Warnings issued by weather and news media sources of a major blizzard that was headed toward the Northeast had retailers scurrying to fill their produce shelves and street carts in anticipation of consumers stocking up to hunker down inside and ride it out — with full pantries.
Named Stella, and originally referred to as a "life-threatening" nor'easter Bombogenesis (weather bomb), snow flurries began to fall Monday night and lasted throughout much of Tuesday morning.
By 11 a.m. Tuesday, the storm was downgraded in New York City to about eight inches of snow. But north and west, as well as the New York-Pennsylvania border, up to 30 inches were still expected.
In preparation for the storm, New York City closed schools and above-ground subway lines on Tuesday.
The produce business also felt a slowdown. On Monday, Baldor New York reported it would only make deliveries to hospitals and nursing homes on Tuesday due to the winter storm.

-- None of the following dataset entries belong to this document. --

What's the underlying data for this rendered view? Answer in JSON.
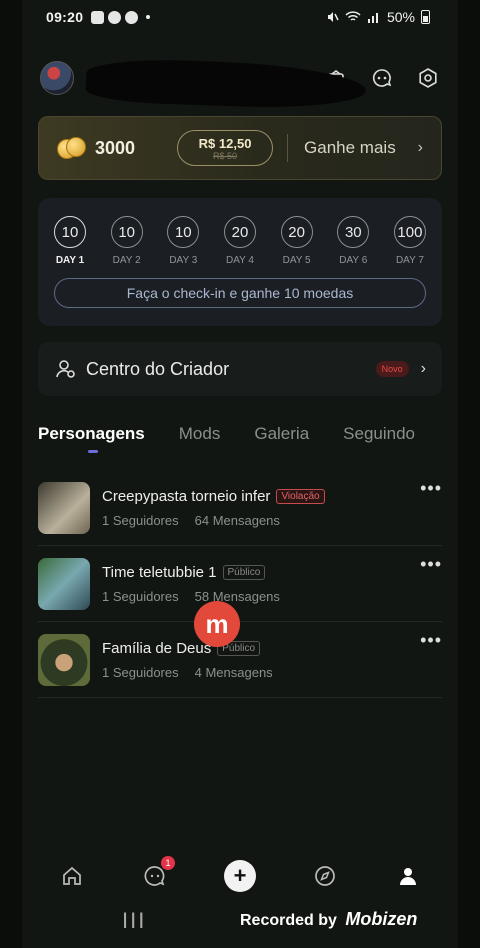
{
  "status": {
    "time": "09:20",
    "battery": "50%"
  },
  "header": {},
  "coins": {
    "amount": "3000",
    "price_new": "R$ 12,50",
    "price_old": "R$ 50",
    "earn_label": "Ganhe mais"
  },
  "checkin": {
    "days": [
      {
        "value": "10",
        "label": "DAY 1"
      },
      {
        "value": "10",
        "label": "DAY 2"
      },
      {
        "value": "10",
        "label": "DAY 3"
      },
      {
        "value": "20",
        "label": "DAY 4"
      },
      {
        "value": "20",
        "label": "DAY 5"
      },
      {
        "value": "30",
        "label": "DAY 6"
      },
      {
        "value": "100",
        "label": "DAY 7"
      }
    ],
    "button_label": "Faça o check-in e ganhe 10 moedas"
  },
  "creator": {
    "label": "Centro do Criador",
    "badge": "Novo"
  },
  "tabs": [
    "Personagens",
    "Mods",
    "Galeria",
    "Seguindo"
  ],
  "characters": [
    {
      "title": "Creepypasta torneio infer",
      "tag": "Violação",
      "followers": "1 Seguidores",
      "messages": "64 Mensagens"
    },
    {
      "title": "Time teletubbie 1",
      "tag": "Público",
      "followers": "1 Seguidores",
      "messages": "58 Mensagens"
    },
    {
      "title": "Família de Deus",
      "tag": "Público",
      "followers": "1 Seguidores",
      "messages": "4 Mensagens"
    }
  ],
  "bottom_nav": {
    "chat_badge": "1"
  },
  "overlay": {
    "recorded_label": "Recorded by",
    "brand": "Mobizen"
  }
}
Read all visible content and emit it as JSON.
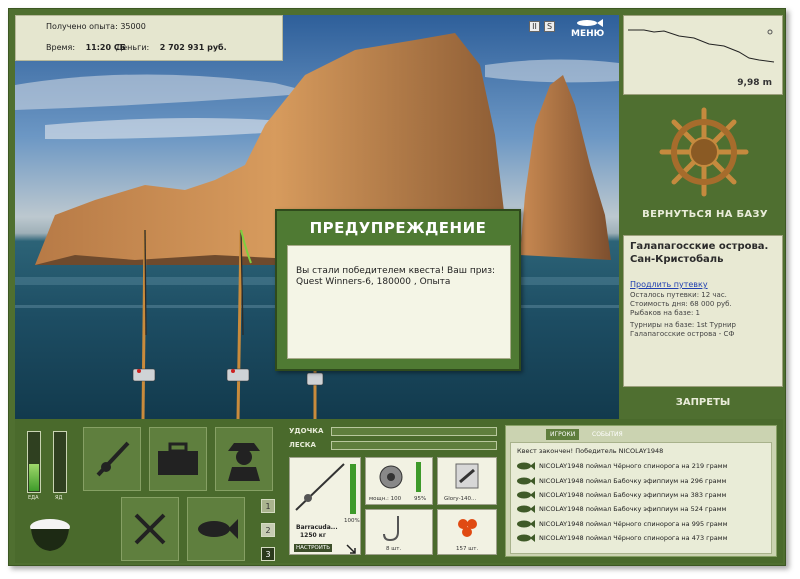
{
  "hud": {
    "experience_label": "Получено опыта:",
    "experience_value": "35000",
    "time_label": "Время:",
    "time_value": "11:20 СБ",
    "money_label": "Деньги:",
    "money_value": "2 702 931 руб.",
    "pause_btn": "II",
    "sound_btn": "S",
    "menu_btn": "МЕНЮ"
  },
  "depth": {
    "value": "9,98 m"
  },
  "right_panel": {
    "return_label": "ВЕРНУТЬСЯ НА БАЗУ",
    "location_title": "Галапагосские острова. Сан-Кристобаль",
    "extend_link": "Продлить путевку",
    "lines": [
      "Осталось путевки: 12 час.",
      "Стоимость дня: 68 000 руб.",
      "Рыбаков на базе: 1",
      "Турниры на базе: 1st Турнир Галапагосские острова - СФ"
    ],
    "bans_label": "ЗАПРЕТЫ"
  },
  "warning": {
    "title": "ПРЕДУПРЕЖДЕНИЕ",
    "message": "Вы стали победителем квеста! Ваш приз: Quest Winners-6, 180000 , Опыта"
  },
  "bottom": {
    "food_label": "ЕДА",
    "poison_label": "ЯД",
    "food_level": 0.45,
    "poison_level": 0.0,
    "page_buttons": [
      "1",
      "2",
      "3"
    ],
    "rod_label": "УДОЧКА",
    "line_label": "ЛЕСКА",
    "rod_name": "Barracuda...",
    "rod_weight": "1250 кг",
    "rod_percent": "100%",
    "setup_btn": "НАСТРОИТЬ",
    "reel_caption": "мощн.: 100",
    "reel_percent": "95%",
    "lure_caption": "Glory-140...",
    "hook_caption": "8 шт.",
    "bait_caption": "157 шт."
  },
  "feed": {
    "tab_players": "ИГРОКИ",
    "tab_events": "СОБЫТИЯ",
    "header": "Квест закончен! Победитель NICOLAY1948",
    "entries": [
      "NICOLAY1948 поймал Чёрного спинорога на 219 грамм",
      "NICOLAY1948 поймал Бабочку эфиппиум на 296 грамм",
      "NICOLAY1948 поймал Бабочку эфиппиум на 383 грамм",
      "NICOLAY1948 поймал Бабочку эфиппиум на 524 грамм",
      "NICOLAY1948 поймал Чёрного спинорога на 995 грамм",
      "NICOLAY1948 поймал Чёрного спинорога на 473 грамм"
    ]
  },
  "colors": {
    "panel_green": "#4f6f30",
    "accent_light": "#e8e9d3"
  }
}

Regular deliveries will resume on Wednesday, but the storm are expected to limit its ability to accommodate late orders.
Baldor DC expected to be fully operational, and Baldor Boston made early-morning deliveries into downtown Boston only.
At the Philadelphia Regional Market companies were reporting a general slowdown of market traffic and delivery alterations.

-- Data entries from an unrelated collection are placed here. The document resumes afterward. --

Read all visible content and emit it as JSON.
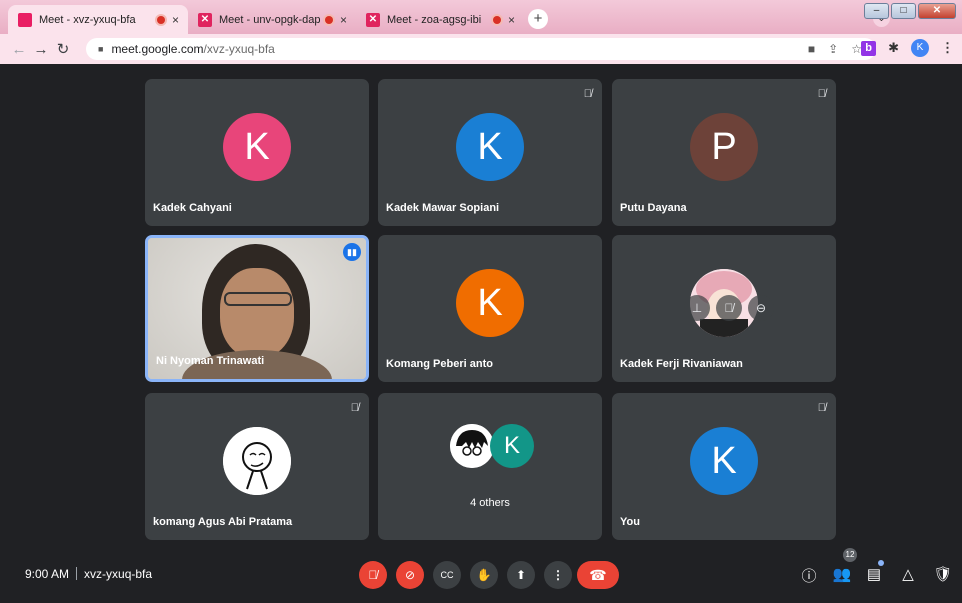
{
  "browser": {
    "tabs": [
      {
        "title": "Meet - xvz-yxuq-bfa",
        "close": "×"
      },
      {
        "title": "Meet - unv-opgk-dap",
        "close": "×"
      },
      {
        "title": "Meet - zoa-agsg-ibi",
        "close": "×"
      }
    ],
    "new_tab": "+",
    "address": {
      "host": "meet.google.com",
      "path": "/xvz-yxuq-bfa"
    },
    "profile_initial": "K",
    "extension_letter": "b"
  },
  "participants": [
    {
      "name": "Kadek Cahyani",
      "initial": "K",
      "color": "#e8457a",
      "muted": false
    },
    {
      "name": "Kadek Mawar Sopiani",
      "initial": "K",
      "color": "#1a7fd4",
      "muted": true
    },
    {
      "name": "Putu Dayana",
      "initial": "P",
      "color": "#6d4239",
      "muted": true
    },
    {
      "name": "Ni Nyoman Trinawati",
      "video": true,
      "speaking": true
    },
    {
      "name": "Komang Peberi anto",
      "initial": "K",
      "color": "#f06d00",
      "muted": false
    },
    {
      "name": "Kadek Ferji Rivaniawan",
      "photo": true
    },
    {
      "name": "komang Agus Abi Pratama",
      "photo": true,
      "muted": true
    },
    {
      "others_label": "4 others",
      "initial": "K",
      "color": "#129688"
    },
    {
      "name": "You",
      "initial": "K",
      "color": "#1a7fd4",
      "muted": true
    }
  ],
  "meeting": {
    "time": "9:00 AM",
    "code": "xvz-yxuq-bfa"
  },
  "people_count": "12"
}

On Tuesday morning, Procacci Bros. in Philadelphia was open and all of its warehouses were operating. A spokesperson for the company said, “Our market operations will be closing at 11 a.m. and reopening at 5 p.m. this evening. Orders were extremely heavy the last three days due to the storm. We had limited shipping last night, but will resume normal shipping operations this afternoon.”

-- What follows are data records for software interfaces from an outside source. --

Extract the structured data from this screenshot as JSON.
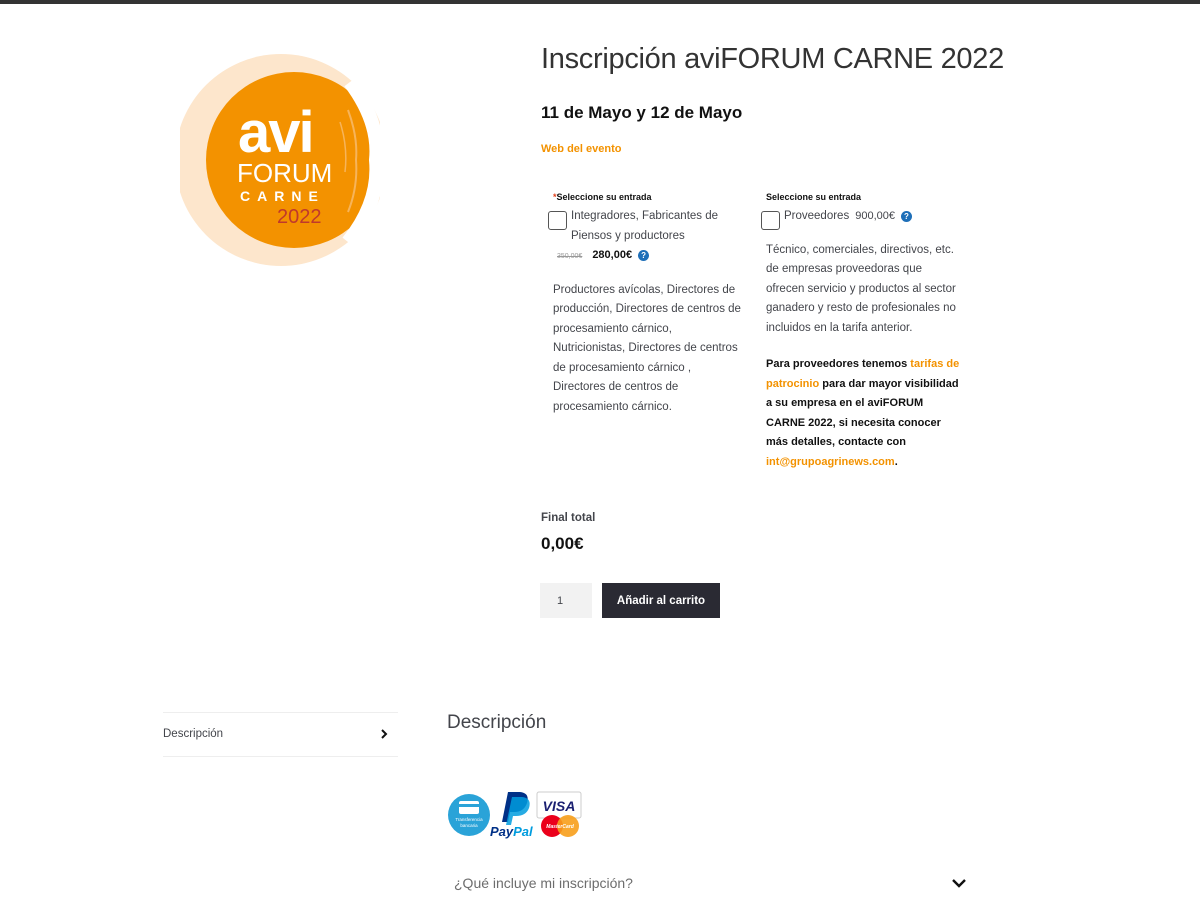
{
  "logo": {
    "line1": "avi",
    "line2": "FORUM",
    "line3": "CARNE",
    "line4": "2022",
    "brand_color": "#f39200",
    "accent_red": "#c0392b"
  },
  "product": {
    "title": "Inscripción aviFORUM CARNE 2022",
    "dates": "11 de Mayo y 12 de Mayo",
    "event_link": "Web del evento"
  },
  "options": {
    "col1": {
      "required_mark": "*",
      "label": "Seleccione su entrada",
      "option_text": "Integradores, Fabricantes de Piensos y productores",
      "old_price": "350,00€",
      "price": "280,00€",
      "help_icon": "question-circle-icon",
      "description": "Productores avícolas, Directores de producción, Directores de centros de procesamiento cárnico, Nutricionistas, Directores de centros de procesamiento cárnico , Directores de centros de procesamiento cárnico."
    },
    "col2": {
      "label": "Seleccione su entrada",
      "option_text": "Proveedores",
      "price": "900,00€",
      "help_icon": "question-circle-icon",
      "description": "Técnico, comerciales, directivos, etc. de empresas proveedoras que ofrecen servicio y productos al sector ganadero y resto de profesionales no incluidos en la tarifa anterior.",
      "note_part1": "Para proveedores tenemos ",
      "note_link": "tarifas de patrocinio",
      "note_part2": " para dar mayor visibilidad a su empresa en el aviFORUM CARNE 2022, si necesita conocer más detalles, contacte con ",
      "note_email": "int@grupoagrinews.com",
      "note_end": "."
    }
  },
  "totals": {
    "label": "Final total",
    "value": "0,00€"
  },
  "cart": {
    "quantity": "1",
    "add_label": "Añadir al carrito",
    "button_color": "#2a2a33"
  },
  "tabs": {
    "items": [
      {
        "label": "Descripción",
        "icon": "chevron-right-icon"
      }
    ],
    "section_title": "Descripción"
  },
  "payments": {
    "transfer_line1": "Transferencia",
    "transfer_line2": "bancaria",
    "paypal_a": "Pay",
    "paypal_b": "Pal",
    "visa": "VISA",
    "mastercard": "MasterCard"
  },
  "faq": {
    "question": "¿Qué incluye mi inscripción?",
    "icon": "chevron-down-icon"
  }
}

Tommy Kovacevich, general manager of Kovacevich-Philadelphia Inc., said conditions at the market were wet and slushy on Tuesday morning.
“The conditions of the market's service areas south and east of the market are similar,” said Kovacevich. “TMK is open with a skeleton crew. Very few customers are coming to the market today and most stores on the market are closed. TMK has made a few deliveries today but there is not much going on. TMK will remain open all day and this evening.”
John Vena, president of John Vena Inc., also located on the PRM, said the company was working on Tuesday, but noted that very few customers had come to the market.
“We made a few early deliveries, but later deliveries have been postponed,” said Vena. “Our packing room is working with a skeleton crew in an effort to have product packed in order to ship first thing Wednesday. Most businesses here on the market are closed today.”
Produce companies along the Northeast corridor were gearing up for a rush of business to resume on Wednesday morning to get retailers and foodservice operators serviced in the most efficient manner possible.